Team 3 took Devonta Freeman in the 2nd who got injured in his 2nd game of the season, and they also drafted Delanie Walker in the 7th round who only got to play in one game. Overall this entire team was just full of underperformers. Kicker Chris Boswell is a good example, he averaged just 6.2 PPG making him the 22nd kicker in 2018 for fantasy points.
Have a look at each team’s roster to see how each pick position shook out.
1st Pick – 2018 10-Team .5PPR
2nd Pick – 2018 10-Team .5PPR
3rd Pick – 2018 10-Team .5PPR
4th Pick – 2018 10-Team .5PPR
5th Pick – 2018 10-Team .5PPR
6th Pick – 2018 10-Team .5PPR

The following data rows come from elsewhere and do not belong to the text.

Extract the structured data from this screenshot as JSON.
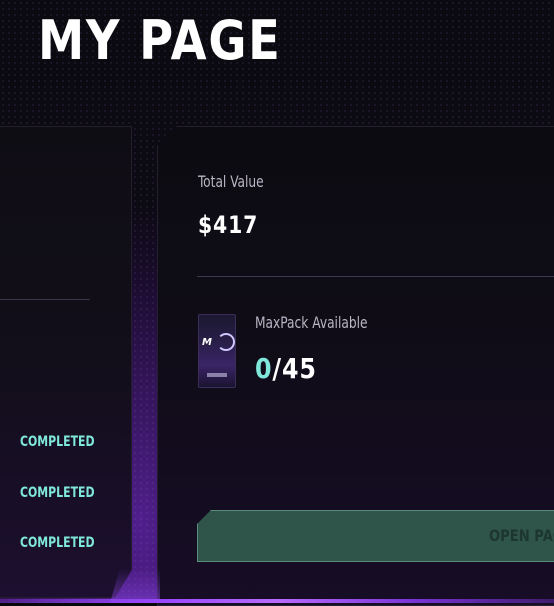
{
  "page": {
    "title": "MY PAGE"
  },
  "summary": {
    "total_value_label": "Total Value",
    "total_value": "$417"
  },
  "maxpack": {
    "label": "MaxPack Available",
    "available": "0",
    "separator": "/",
    "total": "45",
    "icon": "maxpack-card-icon",
    "open_button_label": "OPEN PACK"
  },
  "missions": {
    "statuses": [
      "COMPLETED",
      "COMPLETED",
      "COMPLETED"
    ]
  },
  "colors": {
    "accent_teal": "#7fe8da",
    "accent_purple": "#9b49ff",
    "button_bg": "#2f5449",
    "background": "#08070b"
  }
}
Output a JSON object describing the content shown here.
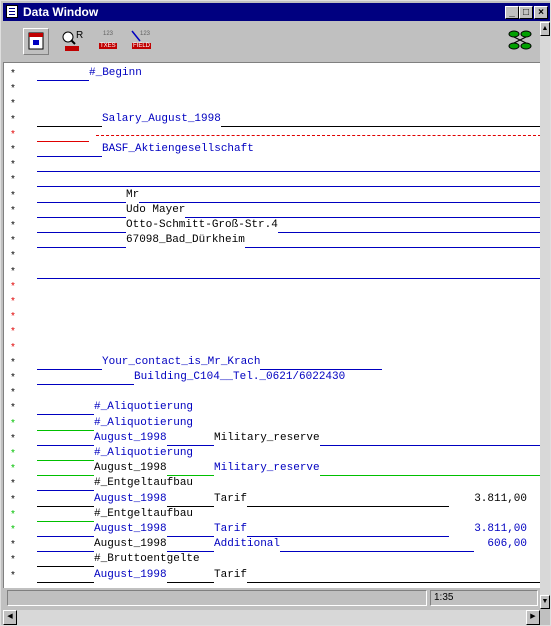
{
  "window": {
    "title": "Data Window"
  },
  "toolbar": {
    "tools": [
      {
        "name": "calendar-tool",
        "icon": "calendar-icon"
      },
      {
        "name": "zoom-tool",
        "icon": "magnifier-icon",
        "label": "R"
      },
      {
        "name": "text-field-tool",
        "icon": "text-field-icon",
        "label": "123",
        "sublabel": "TXES"
      },
      {
        "name": "field-tool",
        "icon": "field-icon",
        "label": "123",
        "sublabel": "FIELD"
      }
    ],
    "right_icon": "network-icon"
  },
  "content": {
    "lines": [
      {
        "mark": "*",
        "mark_color": "black",
        "text": "#_Beginn",
        "text_color": "blue",
        "indent": 85,
        "line_color": "blue",
        "line_to": 85
      },
      {
        "mark": "*",
        "mark_color": "black"
      },
      {
        "mark": "*",
        "mark_color": "black"
      },
      {
        "mark": "*",
        "mark_color": "black",
        "text": "Salary_August_1998",
        "text_color": "blue",
        "indent": 98,
        "line_color": "black",
        "line_to": 537
      },
      {
        "mark": "*",
        "mark_color": "red",
        "dashed": true
      },
      {
        "mark": "*",
        "mark_color": "black",
        "text": "BASF_Aktiengesellschaft",
        "text_color": "blue",
        "indent": 98,
        "line_color": "blue",
        "line_to": 98
      },
      {
        "mark": "*",
        "mark_color": "black",
        "line_color": "blue",
        "line_to": 537,
        "line_from": 33
      },
      {
        "mark": "*",
        "mark_color": "black",
        "line_color": "blue",
        "line_to": 537,
        "line_from": 33
      },
      {
        "mark": "*",
        "mark_color": "black",
        "text": "Mr",
        "text_color": "black",
        "indent": 122,
        "line_color": "blue",
        "line_to": 537
      },
      {
        "mark": "*",
        "mark_color": "black",
        "text": "Udo Mayer",
        "text_color": "black",
        "indent": 122,
        "line_color": "blue",
        "line_to": 537
      },
      {
        "mark": "*",
        "mark_color": "black",
        "text": "Otto-Schmitt-Groß-Str.4",
        "text_color": "black",
        "indent": 122,
        "line_color": "blue",
        "line_to": 537
      },
      {
        "mark": "*",
        "mark_color": "black",
        "text": "67098_Bad_Dürkheim",
        "text_color": "black",
        "indent": 122,
        "line_color": "blue",
        "line_to": 537
      },
      {
        "mark": "*",
        "mark_color": "black"
      },
      {
        "mark": "*",
        "mark_color": "black",
        "line_color": "blue",
        "line_to": 537,
        "line_from": 33
      },
      {
        "mark": "*",
        "mark_color": "red"
      },
      {
        "mark": "*",
        "mark_color": "red"
      },
      {
        "mark": "*",
        "mark_color": "red"
      },
      {
        "mark": "*",
        "mark_color": "red"
      },
      {
        "mark": "*",
        "mark_color": "red"
      },
      {
        "mark": "*",
        "mark_color": "black",
        "text": "Your_contact_is_Mr_Krach",
        "text_color": "blue",
        "indent": 98,
        "line_color": "blue",
        "line_to": 378
      },
      {
        "mark": "*",
        "mark_color": "black",
        "text": "Building_C104__Tel._0621/6022430",
        "text_color": "blue",
        "indent": 130,
        "line_color": "blue",
        "line_to": 130
      },
      {
        "mark": "*",
        "mark_color": "black"
      },
      {
        "mark": "*",
        "mark_color": "black",
        "text": "#_Aliquotierung",
        "text_color": "blue",
        "indent": 90,
        "line_color": "blue",
        "line_to": 90
      },
      {
        "mark": "*",
        "mark_color": "green",
        "text": "#_Aliquotierung",
        "text_color": "blue",
        "indent": 90,
        "line_color": "green",
        "line_to": 90
      },
      {
        "mark": "*",
        "mark_color": "black",
        "text": "August_1998",
        "text_color": "blue",
        "indent": 90,
        "line_color": "blue",
        "line_to": 537,
        "text2": "Military_reserve",
        "text2_color": "black",
        "text2_x": 210
      },
      {
        "mark": "*",
        "mark_color": "green",
        "text": "#_Aliquotierung",
        "text_color": "blue",
        "indent": 90,
        "line_color": "green",
        "line_to": 90
      },
      {
        "mark": "*",
        "mark_color": "green",
        "text": "August_1998",
        "text_color": "green",
        "indent": 90,
        "line_color": "green",
        "line_to": 537,
        "text2": "Military_reserve",
        "text2_color": "blue",
        "text2_x": 210
      },
      {
        "mark": "*",
        "mark_color": "black",
        "text": "#_Entgeltaufbau",
        "text_color": "black",
        "indent": 90,
        "line_color": "blue",
        "line_to": 90
      },
      {
        "mark": "*",
        "mark_color": "black",
        "text": "August_1998",
        "text_color": "blue",
        "indent": 90,
        "line_color": "black",
        "line_to": 445,
        "text2": "Tarif",
        "text2_color": "black",
        "text2_x": 210,
        "value": "3.811,00",
        "value_color": "black"
      },
      {
        "mark": "*",
        "mark_color": "green",
        "text": "#_Entgeltaufbau",
        "text_color": "green",
        "indent": 90,
        "line_color": "green",
        "line_to": 90
      },
      {
        "mark": "*",
        "mark_color": "green",
        "text": "August_1998",
        "text_color": "blue",
        "indent": 90,
        "line_color": "blue",
        "line_to": 445,
        "text2": "Tarif",
        "text2_color": "blue",
        "text2_x": 210,
        "value": "3.811,00",
        "value_color": "blue"
      },
      {
        "mark": "*",
        "mark_color": "black",
        "text": "August_1998",
        "text_color": "black",
        "indent": 90,
        "line_color": "blue",
        "line_to": 470,
        "text2": "Additional",
        "text2_color": "blue",
        "text2_x": 210,
        "value": "606,00",
        "value_color": "blue"
      },
      {
        "mark": "*",
        "mark_color": "black",
        "text": "#_Bruttoentgelte",
        "text_color": "black",
        "indent": 90,
        "line_color": "black",
        "line_to": 90
      },
      {
        "mark": "*",
        "mark_color": "black",
        "text": "August_1998",
        "text_color": "blue",
        "indent": 90,
        "line_color": "black",
        "line_to": 537,
        "text2": "Tarif",
        "text2_color": "black",
        "text2_x": 210
      }
    ]
  },
  "statusbar": {
    "position": "1:35"
  }
}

7th Pick – 2018 10-Team .5PPR
8th Pick – 2018 10-Team .5PPR
9th Pick – 2018 10-Team .5PPR
10th Pick – 2018 10-Team .5PPR
Notable Undrafted players –
- QB Mitch Trubisky – 252.8 pts
- RB James Conner (!) – 241.6 pts
- DST Chicago Bears – 183 pts
- TE Eric Ebron – 175.2 pts
The Best Draft Positions for 12-Team Fantasy Football Leagues
In a 12-team league, we see much more variation, much lower average scores. We go from a median of 1825.5 starter score in the 10-team league to 1698.5 in the 12-team league.
What’s interesting is the lows are lower, but the highs are still pretty close to the same. Team 3 was able to completely reverse their luck by getting Travis Kelce instead of Freeman in the 2nd round, and also scoop up Tyreek Hill in the 3rd.
Team 2’s score isn’t quite as bad as it looks. They only draft one QB (Garoppolo) who struggled for 9 games before getting injured. In a real league they would pick up a QB off the waivers to make up some points, but for our purposes we’re just looking at who each team drafted.
Team 11 has the misfortune of drafting two DST’s in rounds 12 and 13. Even bigger of an issue, their skill positions are a complete trainwreck. Only 1 RB/WR/TE scored more than 120 points, and that was Derrick Henry with 182.
1st Pick – 2018 12-Team .5PPR
2nd Pick – 2018 12-Team .5PPR
3rd Pick – 2018 12-Team .5PPR
4th Pick – 2018 12-Team .5PPR
5th Pick – 2018 12-Team .5PPR
6th Pick – 2018 12-Team .5PPR
7th Pick – 2018 12-Team .5PPR
8th Pick – 2018 12-Team .5PPR
9th Pick – 2018 12-Team .5PPR
10th Pick – 2018 12-Team .5PPR
11th Pick – 2018 12-Team .5PPR
12th Pick – 2018 12-Team .5PPR
Notable Undrafted Players
- RB James Conner (!!!) – 241.6 pts (Austin Ekeler was the last RB taken with ADP 179. The next RB’s were Frank Gore at 188 and James Conner at 200)
- RB TJ Yeldon – 145.6 pts
What Does This Show?
I think you can use this data to confirm any of your beliefs about snake draft positions. In a 10-man league most positions are pretty even. Early-round injuries do make a huge impact that without wise waiver pickups would be extremely hard to make up.
12-team drafts are much more all over the board, but what really stands out is how badly an injury to a top pick hurts a team. The lowest scoring teams all had top 2 picks with injury/lockout issues – Team 2 with LeVeon Bell, Team 7 with Freeman in the 2nd round, and Team 11’s first two picks of Dalvin Cook and Leonard Fournette.